— There must be a proper electrical source.

— There must be an approved ergonomic workstation.

Powell ensures that the employee’s work area is private and can be locked to protect confidentiality of patient information.

“I haven’t identified any issues with regard to the home visits,” says Powell. “The staff actually like to show off their office areas and welcome me to stop by anytime.”

  • Managers are concerned about employees staying up to date on policies and procedures.

“Over time, we have not found this to be as large of a concern as initially feared,” Brucker says. Telecommuters attend staff meetings and training sessions in person. They also receive continual updates through email and instant messaging.

  • Trouble-shooting computer issues is more challenging for at-home workers.

A reliable, fast Internet connection is a must, says Brucker. “This is one issue that we came across early on in our telecommuting project,” she says. One employee who lived on the outskirts of the city found that the speed wasn’t as fast as the carrier had said it would be. She eventually switched carriers and has not experienced any problems since.

At times, OHSU’s hospital technicians must travel to the employee’s home to assist with computer problems. “Our technicians can access employee computers that are on campus, but they do not have the ability to access computers off of campus, unfortunately,” says Brucker.

Too-slow Internet connections occasionally hinder productivity of at-home workers at Children’s Hospital of Atlanta. “Staff may experience technical issues at home that are not supported by your IS [Information Systems] department,” says Tammy Jones, manager of hospital authorization and patient access.

  • Telecommuting is not possible for all patient access staff.

Not all employees are able to take advantage of a more relaxed dress code, time and cost savings with no commute, and less fuel and lunch expenses. “While identifying roles who are capable of working remotely, it may decrease the morale of others who are not considered,” acknowledges Jones.
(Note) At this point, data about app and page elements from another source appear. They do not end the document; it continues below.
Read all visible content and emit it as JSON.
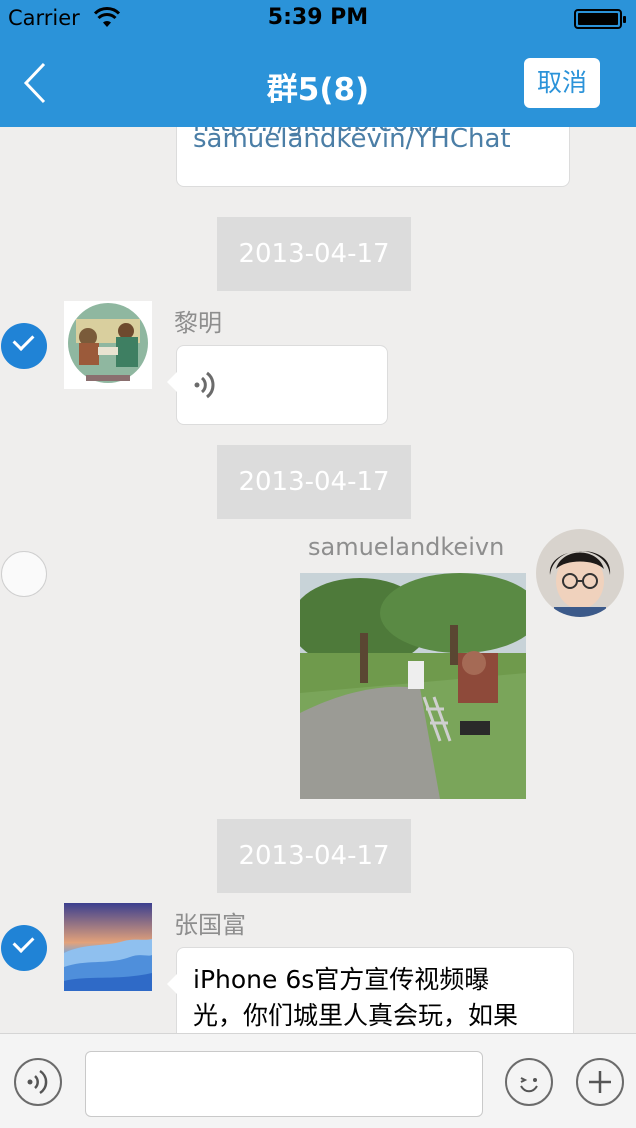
{
  "status": {
    "carrier": "Carrier",
    "time": "5:39 PM"
  },
  "nav": {
    "title": "群5(8)",
    "cancel_label": "取消"
  },
  "messages": {
    "link": {
      "line1": "https://github.com/",
      "line2": "samuelandkevin/YHChat"
    },
    "date1": "2013-04-17",
    "voice_msg": {
      "sender": "黎明"
    },
    "date2": "2013-04-17",
    "photo_msg": {
      "sender": "samuelandkeivn"
    },
    "date3": "2013-04-17",
    "text_msg": {
      "sender": "张国富",
      "line1": "iPhone 6s官方宣传视频曝",
      "line2": "光，你们城里人真会玩，如果"
    }
  },
  "input": {
    "placeholder": "",
    "value": ""
  },
  "icons": {
    "back": "chevron-left-icon",
    "voice": "voice-wave-icon",
    "emoji": "emoji-icon",
    "add": "plus-icon",
    "check": "checkmark-icon"
  },
  "colors": {
    "nav_bg": "#2b93d9",
    "check_on": "#2083d6",
    "link_text": "#4b7ea6",
    "chat_bg": "#efeeed"
  }
}
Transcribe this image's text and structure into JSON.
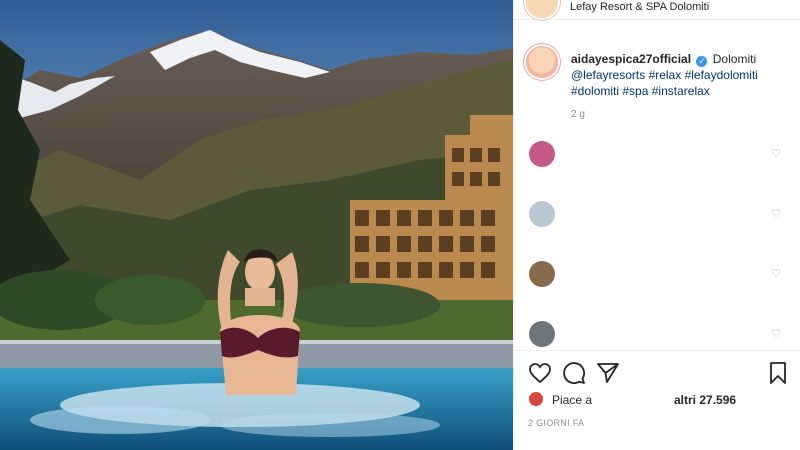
{
  "post": {
    "location": "Lefay Resort & SPA Dolomiti",
    "time_ago": "2 GIORNI FA"
  },
  "caption": {
    "username": "aidayespica27official",
    "verified_icon": "✓",
    "location_word": "Dolomiti",
    "tags": [
      "@lefayresorts",
      "#relax",
      "#lefaydolomiti",
      "#dolomiti",
      "#spa",
      "#instarelax"
    ],
    "time": "2 g"
  },
  "comments": [
    {
      "avatar_color": "#c45a8c",
      "heart": "♡"
    },
    {
      "avatar_color": "#b9c7d4",
      "heart": "♡"
    },
    {
      "avatar_color": "#8a6a4c",
      "heart": "♡"
    },
    {
      "avatar_color": "#6d747c",
      "heart": "♡"
    }
  ],
  "actions": {
    "icons": [
      "heart-icon",
      "comment-icon",
      "share-icon",
      "bookmark-icon"
    ]
  },
  "likes": {
    "prefix": "Piace a",
    "suffix": "altri 27.596"
  },
  "colors": {
    "accent_link": "#00376b",
    "verified": "#3897f0",
    "muted": "#8e8e8e"
  }
}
  • There is a need to ensure remote workers adhere to patient privacy regulations.

“Remote and on-site staff only have access to the last four digits of a social security number in our systems,” says Rodi. “Remote staff do not collect payments over the phone.”

Bronson’s telecommuting patient access employees aren’t taking payments over the phone. “But we hope to start taking credit card payments for self-pay patients and any copays and deductibles when applicable,” says Powell. Each year, employees sign a confidentiality agreement and an employer agreement regarding breaching patient information, including social security numbers obtained by at-home employees.

“I have never experienced any issues with regard to this from my at-home staff,” says Powell. “They have many years vested with the hospital and are stellar employees and understand the importance of protecting patient information.” During site visits, Powell verifies that at-home employees’ offices and file cabinets can be locked. “This space also has to be away from a main living area. Both my staff have a specific room dedicated in their basements,” she says.

  • Employees who work from home sometimes feel less connected to the department.

Lack of “face time” with their supervisor and peers can affect relationships. Rodi says, “This is one of the biggest challenges associated with a remote workforce.”

The patient access leadership team communicates with teleworkers via the phone, email, and instant messages, but also in person. “Regular scheduled face-to-face meetings with supervisors is important. Attendance in departmental meetings are required,” says Rodi. “This allows everyone to connect on a personal level.”

When communicating with at-home workers, Powell uses the phone when a lengthy conversation is needed, email if she’s conveying messages going out to the entire team, and instant messages if a quick response is needed. She also conducts occasional home visits. “I observe them on calls to see how their routine flows,” adds Powell.